Spanish Brown Beans.—Wash and boil the beans for four hours in a plenty of water. Put a tablespoonful of lard or butter into a pan, when boiling hot, pour off the liquor of the beans, leaving a small quantity, then put them into the pan of hot grease, with a small piece of red pepper, some black pepper and salt. Serve very hot. Note.—It is better when boiling the beans to add the red or green peppers, about 1-2 a pod, and let it cook with them, A nice dish.
Pisto Omelet (A favorite omelet in Spain.)—Mince together cold turkey or chicken and an equal quantity of cold ham or tongue, add­ing 1 chopped onion or 2 and sufficient sweet marjoram and sweet basil to season it well; also a little cayenne. No salt, as the ham will render it quite salt enough. Have ready sufficient well beaten eggs to make it into a good omelet mixture, stir the whole very hard at the last. Have ready over the fire a wide pan of boiling lard, put in the mixture with a ladle and fry it in flat cakes. Serve up hot.
Spanish Salad.—A Spanish proverb says that for compounding a good salad four persons are required. A spendthrift for oil, a miser for vinegar, a counsellor or a man of judgment for salt, and a madman for stirring up the whole, hard and furiously. Get a large salad bowl that there may be ample room for stirring well. Prepare in a separate vessel the lettuce and the seasoning. They should not be put together till a few minutes before the salad is to be eaten, otherwise it will be tough and sodden instead of crisp and fresh. Do not cut it with a knife, but tear or strip off the leaves of the let­tuce and throw all the stalk away, then wash the leaves through sev­eral waters and dry thetn in a clean napkin ; put them into a large bowl, and in a smaller bowl mix the seasoning, for which you must have equal quantities of mixed vinegar and water; an even tea-spoonful of mixed cayenne and salt, 4 times as much sweet oil as the mixed vinegar and water. Mix all the seasoning thoroughly, stirring it very hard. Have ready on a plate some taragon finely minced or powdered; just before the salad is to be eaten pour the dressing over the lettuce and strew the surface with taragon.
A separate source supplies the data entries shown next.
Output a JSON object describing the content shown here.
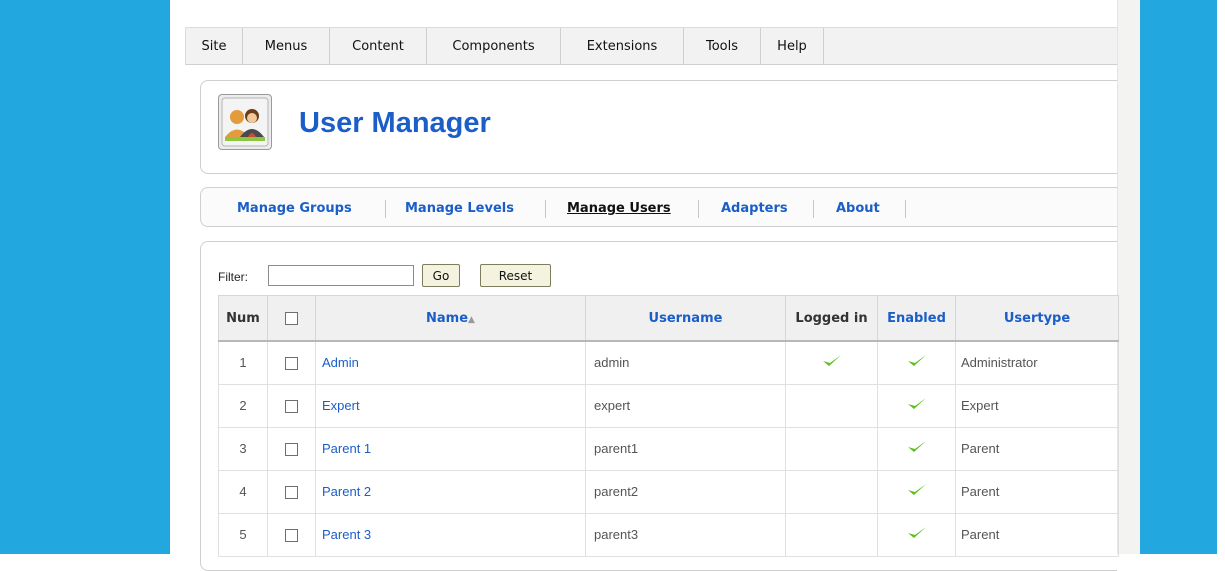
{
  "menubar": {
    "items": [
      "Site",
      "Menus",
      "Content",
      "Components",
      "Extensions",
      "Tools",
      "Help"
    ]
  },
  "header": {
    "title": "User Manager",
    "icon": "users-icon"
  },
  "tabs": [
    {
      "label": "Manage Groups",
      "active": false
    },
    {
      "label": "Manage Levels",
      "active": false
    },
    {
      "label": "Manage Users",
      "active": true
    },
    {
      "label": "Adapters",
      "active": false
    },
    {
      "label": "About",
      "active": false
    }
  ],
  "filter": {
    "label": "Filter:",
    "value": "",
    "go_label": "Go",
    "reset_label": "Reset"
  },
  "table": {
    "columns": {
      "num": "Num",
      "name": "Name",
      "username": "Username",
      "logged_in": "Logged in",
      "enabled": "Enabled",
      "usertype": "Usertype"
    },
    "sort_column": "name",
    "rows": [
      {
        "num": "1",
        "name": "Admin",
        "username": "admin",
        "logged_in": true,
        "enabled": true,
        "usertype": "Administrator"
      },
      {
        "num": "2",
        "name": "Expert",
        "username": "expert",
        "logged_in": false,
        "enabled": true,
        "usertype": "Expert"
      },
      {
        "num": "3",
        "name": "Parent 1",
        "username": "parent1",
        "logged_in": false,
        "enabled": true,
        "usertype": "Parent"
      },
      {
        "num": "4",
        "name": "Parent 2",
        "username": "parent2",
        "logged_in": false,
        "enabled": true,
        "usertype": "Parent"
      },
      {
        "num": "5",
        "name": "Parent 3",
        "username": "parent3",
        "logged_in": false,
        "enabled": true,
        "usertype": "Parent"
      }
    ]
  },
  "colors": {
    "link": "#1b5ec7",
    "page_background": "#22a8de",
    "check": "#5cbf1c"
  }
}
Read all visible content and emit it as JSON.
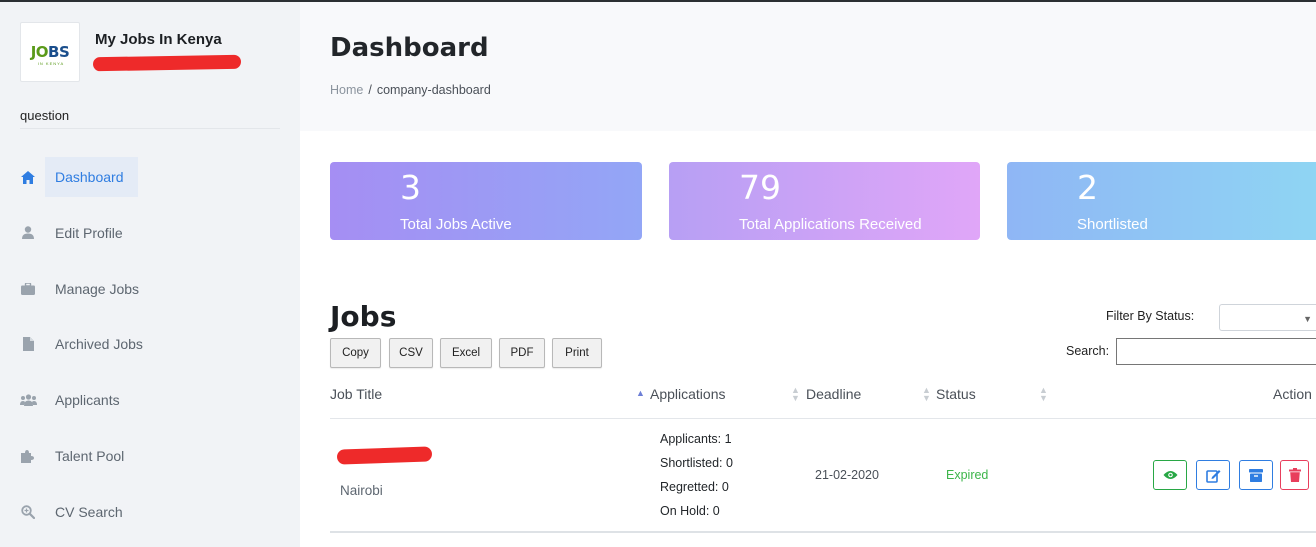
{
  "sidebar": {
    "logo": {
      "text_primary": "J",
      "text_middle": "O",
      "text_secondary": "BS",
      "tagline": "IN KENYA"
    },
    "company_name": "My Jobs In Kenya",
    "user_role": "question",
    "items": [
      {
        "label": "Dashboard",
        "icon": "home-icon",
        "active": true
      },
      {
        "label": "Edit Profile",
        "icon": "user-icon",
        "active": false
      },
      {
        "label": "Manage Jobs",
        "icon": "briefcase-icon",
        "active": false
      },
      {
        "label": "Archived Jobs",
        "icon": "file-icon",
        "active": false
      },
      {
        "label": "Applicants",
        "icon": "users-icon",
        "active": false
      },
      {
        "label": "Talent Pool",
        "icon": "puzzle-icon",
        "active": false
      },
      {
        "label": "CV Search",
        "icon": "search-icon",
        "active": false
      }
    ]
  },
  "header": {
    "title": "Dashboard",
    "breadcrumb": {
      "home": "Home",
      "separator": "/",
      "current": "company-dashboard"
    }
  },
  "stats": [
    {
      "value": "3",
      "label": "Total Jobs Active"
    },
    {
      "value": "79",
      "label": "Total Applications Received"
    },
    {
      "value": "2",
      "label": "Shortlisted"
    }
  ],
  "jobs": {
    "title": "Jobs",
    "export_buttons": {
      "copy": "Copy",
      "csv": "CSV",
      "excel": "Excel",
      "pdf": "PDF",
      "print": "Print"
    },
    "filter_label": "Filter By Status:",
    "filter_value": "",
    "search_label": "Search:",
    "search_value": "",
    "columns": {
      "job_title": "Job Title",
      "applications": "Applications",
      "deadline": "Deadline",
      "status": "Status",
      "action": "Action"
    },
    "rows": [
      {
        "location": "Nairobi",
        "applicants": "Applicants: 1",
        "shortlisted": "Shortlisted: 0",
        "regretted": "Regretted: 0",
        "on_hold": "On Hold: 0",
        "deadline": "21-02-2020",
        "status": "Expired"
      }
    ]
  },
  "colors": {
    "accent": "#2f7de1",
    "status_expired": "#3cb54a",
    "view": "#28a745",
    "delete": "#e83e5c"
  }
}
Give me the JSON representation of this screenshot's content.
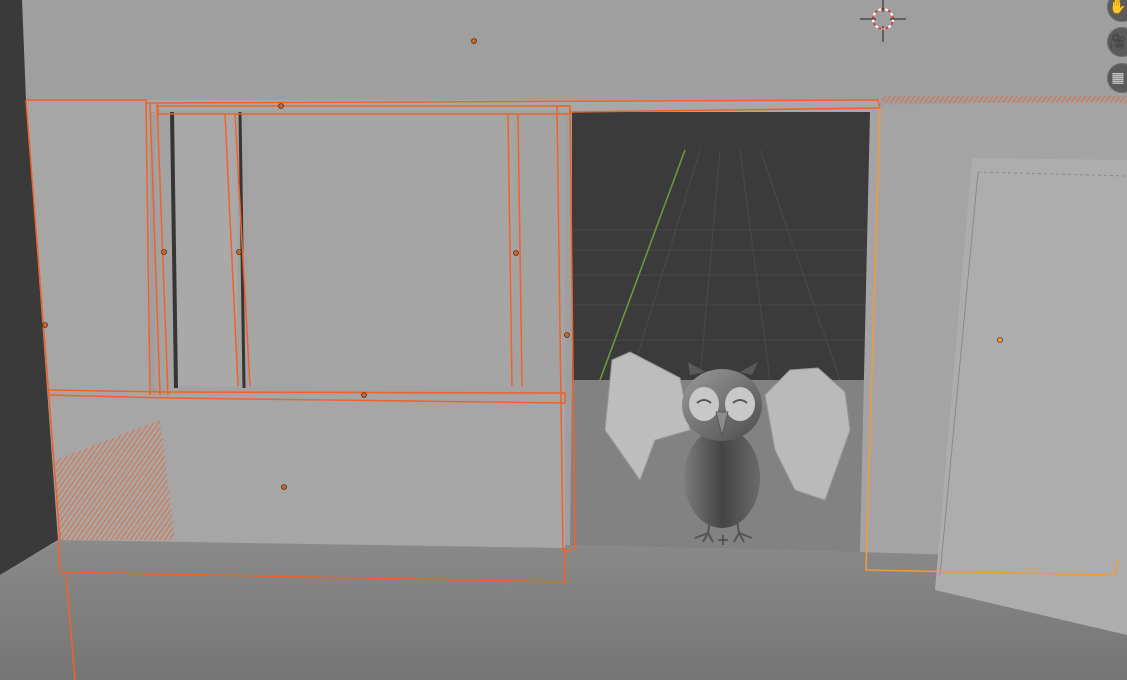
{
  "app": "3D Viewport",
  "gizmos": {
    "hand_glyph": "✋",
    "camera_glyph": "🎥",
    "grid_glyph": "▦",
    "icons": [
      "hand-pan-icon",
      "camera-view-icon",
      "grid-ortho-icon"
    ]
  },
  "colors": {
    "selection_outline": "#f0622a",
    "active_outline": "#f29a35",
    "wall": "#a6a6a6",
    "floor": "#7d7d7d",
    "void": "#3b3b3b",
    "y_axis": "#6f9a3a"
  },
  "objects": [
    "wall-left-with-window",
    "window-frame",
    "doorway",
    "wall-right",
    "door-panel",
    "owl-model",
    "floor-plane"
  ]
}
Note—You may decorate the top with nasturtium flowers ; they are nice to eat.
Cucumbers and Onions.—Pare and split the cucumbers, take out the seeds, and cut them into dice; a handful of chopped parsley